When we see him trying to save some Russian sailors, a pirate is trapped, and clearly about to drown. When asked for help, he basically grunts “Fuck you, it’s your own fault for being an arsehole”. This choice to not help doesn’t exactly haunt him, because he doesn’t strike me as an actor or character who stays up late at night unable to sleep, probably because that amount of muscle needs a good eight hours of sleep a night or it starts to lose tone and definition. But he does express some misgivings, let’s say, when he wonders if, by him being an arsehole and not saving the chap, and turning the chap’s son into his nemesis, he couldn’t have avoided all this fuss by just saving the guy in the first place.

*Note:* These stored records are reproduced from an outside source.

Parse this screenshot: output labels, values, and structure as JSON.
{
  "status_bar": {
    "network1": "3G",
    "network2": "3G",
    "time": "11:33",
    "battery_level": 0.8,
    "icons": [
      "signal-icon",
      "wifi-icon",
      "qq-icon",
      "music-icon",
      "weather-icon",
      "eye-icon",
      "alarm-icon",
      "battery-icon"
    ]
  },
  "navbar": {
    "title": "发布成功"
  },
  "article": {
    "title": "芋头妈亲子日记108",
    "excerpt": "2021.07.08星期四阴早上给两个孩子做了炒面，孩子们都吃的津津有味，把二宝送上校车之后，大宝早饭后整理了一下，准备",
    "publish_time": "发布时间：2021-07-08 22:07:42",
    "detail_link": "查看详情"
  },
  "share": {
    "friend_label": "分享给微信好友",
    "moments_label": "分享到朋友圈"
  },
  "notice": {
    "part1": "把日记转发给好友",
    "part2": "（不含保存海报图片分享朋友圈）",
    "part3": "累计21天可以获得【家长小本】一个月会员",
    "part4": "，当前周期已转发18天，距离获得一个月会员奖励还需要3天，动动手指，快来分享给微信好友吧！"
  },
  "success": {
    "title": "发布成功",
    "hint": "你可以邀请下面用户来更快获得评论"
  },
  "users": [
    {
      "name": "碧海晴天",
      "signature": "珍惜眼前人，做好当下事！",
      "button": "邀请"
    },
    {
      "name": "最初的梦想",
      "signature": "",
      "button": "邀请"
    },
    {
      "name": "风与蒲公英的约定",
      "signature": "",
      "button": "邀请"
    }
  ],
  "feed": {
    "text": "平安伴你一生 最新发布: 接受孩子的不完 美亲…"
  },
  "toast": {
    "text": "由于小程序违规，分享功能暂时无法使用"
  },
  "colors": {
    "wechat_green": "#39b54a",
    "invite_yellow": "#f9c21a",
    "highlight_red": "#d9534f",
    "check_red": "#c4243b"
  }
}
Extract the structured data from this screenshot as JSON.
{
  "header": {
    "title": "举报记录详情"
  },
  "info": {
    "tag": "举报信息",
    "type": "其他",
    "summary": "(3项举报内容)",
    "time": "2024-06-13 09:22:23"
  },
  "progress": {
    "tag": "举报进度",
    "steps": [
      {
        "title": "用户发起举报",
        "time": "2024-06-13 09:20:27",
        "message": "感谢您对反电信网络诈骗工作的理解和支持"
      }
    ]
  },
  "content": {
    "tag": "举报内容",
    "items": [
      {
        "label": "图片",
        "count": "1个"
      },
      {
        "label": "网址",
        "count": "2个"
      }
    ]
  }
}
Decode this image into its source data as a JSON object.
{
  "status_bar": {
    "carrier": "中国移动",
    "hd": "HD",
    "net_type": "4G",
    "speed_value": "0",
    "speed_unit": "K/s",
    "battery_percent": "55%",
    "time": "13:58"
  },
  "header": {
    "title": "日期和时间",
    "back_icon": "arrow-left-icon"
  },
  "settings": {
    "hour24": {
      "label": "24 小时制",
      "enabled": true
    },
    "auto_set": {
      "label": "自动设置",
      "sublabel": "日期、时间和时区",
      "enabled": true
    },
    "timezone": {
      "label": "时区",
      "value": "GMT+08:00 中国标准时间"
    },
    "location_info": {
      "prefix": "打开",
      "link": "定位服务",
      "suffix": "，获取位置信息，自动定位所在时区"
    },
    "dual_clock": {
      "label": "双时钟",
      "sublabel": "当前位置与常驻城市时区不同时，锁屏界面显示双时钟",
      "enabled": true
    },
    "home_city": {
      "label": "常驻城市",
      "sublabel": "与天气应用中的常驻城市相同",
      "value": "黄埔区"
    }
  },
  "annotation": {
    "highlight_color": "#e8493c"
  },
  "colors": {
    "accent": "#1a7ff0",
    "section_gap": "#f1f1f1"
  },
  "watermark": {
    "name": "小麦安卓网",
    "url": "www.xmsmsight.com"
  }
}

That almost sounds like I’m giving them / him credit for something close to character development. There is no room for character development in this stupid flick. This is Flash Gordon mashed up with How to Train Your Dragon and Star Wars (and not even good Star Wars – Phantom fucking Menace at that, with the goddamn undersea Gungan bullshit!) and a bunch of other lazy elements, and let’s face it no-one wanting character and meaning walked into a cinema or pressed play on a piece of shit movie called Aquaman expecting it to be anything but what it is.

So there’s a main bad guy, who is the half brother of the main character, and he hates the main character for…reasons, and then there’s the secondary bad guy who also hates the main character, and then there’s the love interest, who’s actually pretty cool (Amber Heard as Meera) but doesn’t really have much to do other than be grateful she doesn’t have to put up with Johnny Depp’s alcoholic abuses any more and that she still has a career.

Then there’s a whole section lifted from an Indiana Jones film, I’m not even fucking kidding about that, down to even the clothes they wear, leading to the hero having to get a magical trident in order to do something else and then win a fight with someone and then save the world again and, really, honestly, who fucking cares.

In a film with oodles of special effects, entirely filmed in Australia but without any trace of the great nation on the screen, the most special effect of all is the one used to smooth over the passage of time, age and surgery on Nicole Kidman, trying to differentiate her early scenes with latter scenes, and it really is uncanny. It’s also weird that in the same short space of time I watched two films unconnected to each other that both starred Nicole Kidman, both of which required scenes set in the 90s, both of which make her younger self look supernaturally young. The other flick is called Destroyer, and it’s used to much greater effect, especially when you consider how important it is early on, and how it’s counterbalanced by how awful her detective character looks in the present.

This tech… no good will come of it. Pretty soon every actor is going to demand this digital smoothing in all their scenes regardless of whether it relates to the setting or context. They’re not known for their calm in the face of the ravages of age, or how chill they are with accusations of vanity.

I give it days before George Clooney is going to look like one of the Jonas Brothers every time he appears onscreen.

It’s impossible to really take any of this story seriously, and so I did not. I will not be watching again or talking about it more, so at least there’s that. Wherever it is on the spectrum of enjoyable comic book based movies, this exists at the extreme (there are at least three axises on my version of this spectrum, maybe more) where it’s not absolutely godawful, but it’s not particularly enjoyable, memorable or interesting, either.

It just is. Like the cold sore virus, like ingrown toenails, like cancer, it just exists, there’s no denying it, but we’re under no obligation to encourage it, either.

5 times I wish I wish I wish I were a fish out of 10

“I'm no leader. I came because I have no choice. I came to save my home, and the people that I love.” – yeah nah - Aquaman